(Material shown)

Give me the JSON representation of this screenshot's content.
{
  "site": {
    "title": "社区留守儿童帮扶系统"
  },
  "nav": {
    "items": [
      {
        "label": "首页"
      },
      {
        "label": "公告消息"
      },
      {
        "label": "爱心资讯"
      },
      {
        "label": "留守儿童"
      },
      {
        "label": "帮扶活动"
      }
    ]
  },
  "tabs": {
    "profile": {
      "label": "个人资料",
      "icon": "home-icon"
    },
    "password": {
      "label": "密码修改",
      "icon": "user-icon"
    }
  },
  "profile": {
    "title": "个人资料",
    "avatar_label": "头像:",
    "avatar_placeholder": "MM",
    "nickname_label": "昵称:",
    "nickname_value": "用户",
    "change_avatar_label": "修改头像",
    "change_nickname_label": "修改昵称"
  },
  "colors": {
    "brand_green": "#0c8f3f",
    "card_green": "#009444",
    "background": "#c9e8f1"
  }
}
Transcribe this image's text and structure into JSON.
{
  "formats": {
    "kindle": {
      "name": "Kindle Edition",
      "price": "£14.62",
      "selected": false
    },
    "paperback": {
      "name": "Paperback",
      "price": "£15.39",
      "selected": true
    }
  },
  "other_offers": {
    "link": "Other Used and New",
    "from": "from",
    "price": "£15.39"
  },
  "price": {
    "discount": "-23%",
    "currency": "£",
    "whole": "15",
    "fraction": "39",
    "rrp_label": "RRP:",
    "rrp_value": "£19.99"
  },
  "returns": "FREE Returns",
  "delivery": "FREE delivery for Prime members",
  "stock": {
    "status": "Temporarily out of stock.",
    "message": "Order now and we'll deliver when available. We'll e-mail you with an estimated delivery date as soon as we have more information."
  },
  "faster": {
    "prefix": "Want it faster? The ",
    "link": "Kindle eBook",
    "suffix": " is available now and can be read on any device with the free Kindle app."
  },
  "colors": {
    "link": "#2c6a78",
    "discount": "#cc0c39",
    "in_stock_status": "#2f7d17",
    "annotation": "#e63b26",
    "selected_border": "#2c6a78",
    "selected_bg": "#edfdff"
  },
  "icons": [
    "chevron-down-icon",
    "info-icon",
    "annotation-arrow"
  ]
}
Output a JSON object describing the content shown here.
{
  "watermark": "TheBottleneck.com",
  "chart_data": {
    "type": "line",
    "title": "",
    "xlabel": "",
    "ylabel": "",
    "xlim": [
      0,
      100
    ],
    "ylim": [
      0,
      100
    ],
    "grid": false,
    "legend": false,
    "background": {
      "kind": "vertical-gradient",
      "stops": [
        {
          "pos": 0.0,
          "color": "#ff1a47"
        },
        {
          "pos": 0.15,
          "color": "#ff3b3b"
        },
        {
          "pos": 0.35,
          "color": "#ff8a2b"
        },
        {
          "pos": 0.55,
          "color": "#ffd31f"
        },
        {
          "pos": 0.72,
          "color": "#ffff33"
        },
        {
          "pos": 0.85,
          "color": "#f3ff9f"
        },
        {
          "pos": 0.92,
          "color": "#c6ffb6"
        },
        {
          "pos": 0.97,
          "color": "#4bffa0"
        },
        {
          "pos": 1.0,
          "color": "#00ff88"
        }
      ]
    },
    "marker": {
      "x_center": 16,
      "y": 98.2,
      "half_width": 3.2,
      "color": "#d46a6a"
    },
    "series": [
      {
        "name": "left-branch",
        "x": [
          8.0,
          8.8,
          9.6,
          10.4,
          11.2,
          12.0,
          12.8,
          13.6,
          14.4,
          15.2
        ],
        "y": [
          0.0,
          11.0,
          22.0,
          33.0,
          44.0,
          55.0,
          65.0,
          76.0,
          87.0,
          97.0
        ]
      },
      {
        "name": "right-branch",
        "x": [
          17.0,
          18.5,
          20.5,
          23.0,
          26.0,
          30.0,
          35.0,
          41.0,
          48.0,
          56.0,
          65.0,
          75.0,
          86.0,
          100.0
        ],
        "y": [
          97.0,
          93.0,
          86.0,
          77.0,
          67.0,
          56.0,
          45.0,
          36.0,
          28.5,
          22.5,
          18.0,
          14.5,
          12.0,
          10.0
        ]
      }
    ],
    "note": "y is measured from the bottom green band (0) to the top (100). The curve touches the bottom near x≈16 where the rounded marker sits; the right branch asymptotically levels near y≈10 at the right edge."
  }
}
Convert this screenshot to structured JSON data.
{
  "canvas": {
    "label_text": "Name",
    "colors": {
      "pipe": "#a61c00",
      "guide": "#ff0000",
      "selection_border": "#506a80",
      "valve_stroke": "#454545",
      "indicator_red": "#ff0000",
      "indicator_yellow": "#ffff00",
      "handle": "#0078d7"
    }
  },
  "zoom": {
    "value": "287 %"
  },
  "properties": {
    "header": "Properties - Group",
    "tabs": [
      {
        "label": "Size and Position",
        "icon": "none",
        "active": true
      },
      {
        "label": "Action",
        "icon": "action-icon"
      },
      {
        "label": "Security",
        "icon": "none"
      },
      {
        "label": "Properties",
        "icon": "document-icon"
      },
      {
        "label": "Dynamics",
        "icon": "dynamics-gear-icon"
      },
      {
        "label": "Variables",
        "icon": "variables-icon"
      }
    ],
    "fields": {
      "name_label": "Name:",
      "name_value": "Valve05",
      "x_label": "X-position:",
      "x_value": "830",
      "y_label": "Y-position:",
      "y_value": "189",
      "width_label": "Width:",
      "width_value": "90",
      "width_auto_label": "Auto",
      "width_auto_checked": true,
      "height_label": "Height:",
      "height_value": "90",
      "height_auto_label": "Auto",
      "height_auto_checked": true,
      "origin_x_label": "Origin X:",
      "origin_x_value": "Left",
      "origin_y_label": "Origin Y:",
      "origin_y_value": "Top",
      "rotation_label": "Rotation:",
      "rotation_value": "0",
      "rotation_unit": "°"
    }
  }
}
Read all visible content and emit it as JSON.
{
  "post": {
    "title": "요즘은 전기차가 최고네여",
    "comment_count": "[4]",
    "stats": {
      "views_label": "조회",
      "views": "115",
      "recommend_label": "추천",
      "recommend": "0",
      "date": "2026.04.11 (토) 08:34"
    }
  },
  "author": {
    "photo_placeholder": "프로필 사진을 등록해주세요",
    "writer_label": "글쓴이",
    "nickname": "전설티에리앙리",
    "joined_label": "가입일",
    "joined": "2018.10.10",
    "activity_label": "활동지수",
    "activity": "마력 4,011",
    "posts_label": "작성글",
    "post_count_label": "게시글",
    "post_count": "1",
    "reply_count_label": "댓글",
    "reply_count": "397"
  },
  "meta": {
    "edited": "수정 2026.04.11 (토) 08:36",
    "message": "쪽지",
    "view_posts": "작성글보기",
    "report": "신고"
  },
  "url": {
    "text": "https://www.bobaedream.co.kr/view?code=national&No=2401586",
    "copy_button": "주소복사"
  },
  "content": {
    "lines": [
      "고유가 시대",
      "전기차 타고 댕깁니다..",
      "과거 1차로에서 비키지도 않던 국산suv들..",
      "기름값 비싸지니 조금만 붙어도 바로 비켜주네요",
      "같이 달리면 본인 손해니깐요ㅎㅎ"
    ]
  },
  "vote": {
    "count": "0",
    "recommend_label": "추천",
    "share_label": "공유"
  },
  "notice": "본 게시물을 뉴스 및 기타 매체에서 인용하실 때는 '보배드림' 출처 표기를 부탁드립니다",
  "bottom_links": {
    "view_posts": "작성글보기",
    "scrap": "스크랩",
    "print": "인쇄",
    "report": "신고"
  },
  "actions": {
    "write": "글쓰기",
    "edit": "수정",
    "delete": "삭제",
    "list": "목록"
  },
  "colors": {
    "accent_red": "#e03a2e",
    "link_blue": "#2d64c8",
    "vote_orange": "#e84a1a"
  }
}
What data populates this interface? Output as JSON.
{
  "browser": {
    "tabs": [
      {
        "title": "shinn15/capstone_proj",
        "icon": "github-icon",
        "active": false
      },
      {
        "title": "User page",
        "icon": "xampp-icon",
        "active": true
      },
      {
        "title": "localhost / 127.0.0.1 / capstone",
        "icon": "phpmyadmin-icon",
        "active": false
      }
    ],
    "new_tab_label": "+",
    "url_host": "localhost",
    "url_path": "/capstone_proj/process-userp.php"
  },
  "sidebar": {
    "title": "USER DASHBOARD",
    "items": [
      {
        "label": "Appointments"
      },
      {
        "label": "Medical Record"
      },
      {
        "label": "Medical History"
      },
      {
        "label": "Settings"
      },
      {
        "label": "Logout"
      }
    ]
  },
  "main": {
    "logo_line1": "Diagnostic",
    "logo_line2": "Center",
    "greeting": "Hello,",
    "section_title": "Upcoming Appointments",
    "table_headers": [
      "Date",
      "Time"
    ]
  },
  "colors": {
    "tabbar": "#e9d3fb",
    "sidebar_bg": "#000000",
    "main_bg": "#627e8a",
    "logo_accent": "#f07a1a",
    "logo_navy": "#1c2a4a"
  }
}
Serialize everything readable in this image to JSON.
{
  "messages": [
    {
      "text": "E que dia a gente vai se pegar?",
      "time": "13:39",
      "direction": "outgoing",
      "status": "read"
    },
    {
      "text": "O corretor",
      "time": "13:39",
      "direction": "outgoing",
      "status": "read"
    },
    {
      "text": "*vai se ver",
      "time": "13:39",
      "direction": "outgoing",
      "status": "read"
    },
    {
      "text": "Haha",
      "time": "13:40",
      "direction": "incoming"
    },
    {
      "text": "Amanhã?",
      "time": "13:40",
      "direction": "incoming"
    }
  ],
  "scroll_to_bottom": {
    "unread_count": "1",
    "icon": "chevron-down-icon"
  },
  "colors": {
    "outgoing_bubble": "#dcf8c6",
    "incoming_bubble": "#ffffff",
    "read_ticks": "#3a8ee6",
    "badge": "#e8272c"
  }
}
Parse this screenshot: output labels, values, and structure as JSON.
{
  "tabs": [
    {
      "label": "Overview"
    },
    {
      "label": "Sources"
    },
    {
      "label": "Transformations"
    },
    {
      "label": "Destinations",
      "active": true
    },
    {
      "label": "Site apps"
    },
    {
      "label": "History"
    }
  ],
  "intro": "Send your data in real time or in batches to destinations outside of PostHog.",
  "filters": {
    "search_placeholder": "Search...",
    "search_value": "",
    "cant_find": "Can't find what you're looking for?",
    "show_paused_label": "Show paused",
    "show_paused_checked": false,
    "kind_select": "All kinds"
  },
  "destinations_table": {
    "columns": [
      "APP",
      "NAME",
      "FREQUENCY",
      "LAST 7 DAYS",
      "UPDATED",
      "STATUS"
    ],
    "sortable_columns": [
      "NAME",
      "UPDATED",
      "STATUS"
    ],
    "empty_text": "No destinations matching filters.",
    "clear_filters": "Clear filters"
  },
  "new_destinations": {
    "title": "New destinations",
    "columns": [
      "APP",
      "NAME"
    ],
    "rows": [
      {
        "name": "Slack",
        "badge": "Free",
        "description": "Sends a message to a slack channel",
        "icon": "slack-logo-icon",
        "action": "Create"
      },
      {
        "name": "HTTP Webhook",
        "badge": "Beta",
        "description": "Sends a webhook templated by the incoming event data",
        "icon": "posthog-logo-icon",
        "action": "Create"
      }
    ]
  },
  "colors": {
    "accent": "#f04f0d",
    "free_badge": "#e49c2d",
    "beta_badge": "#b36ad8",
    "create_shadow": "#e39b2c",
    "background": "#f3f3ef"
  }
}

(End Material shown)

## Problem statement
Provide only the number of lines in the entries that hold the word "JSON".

## Solution to this exercise
8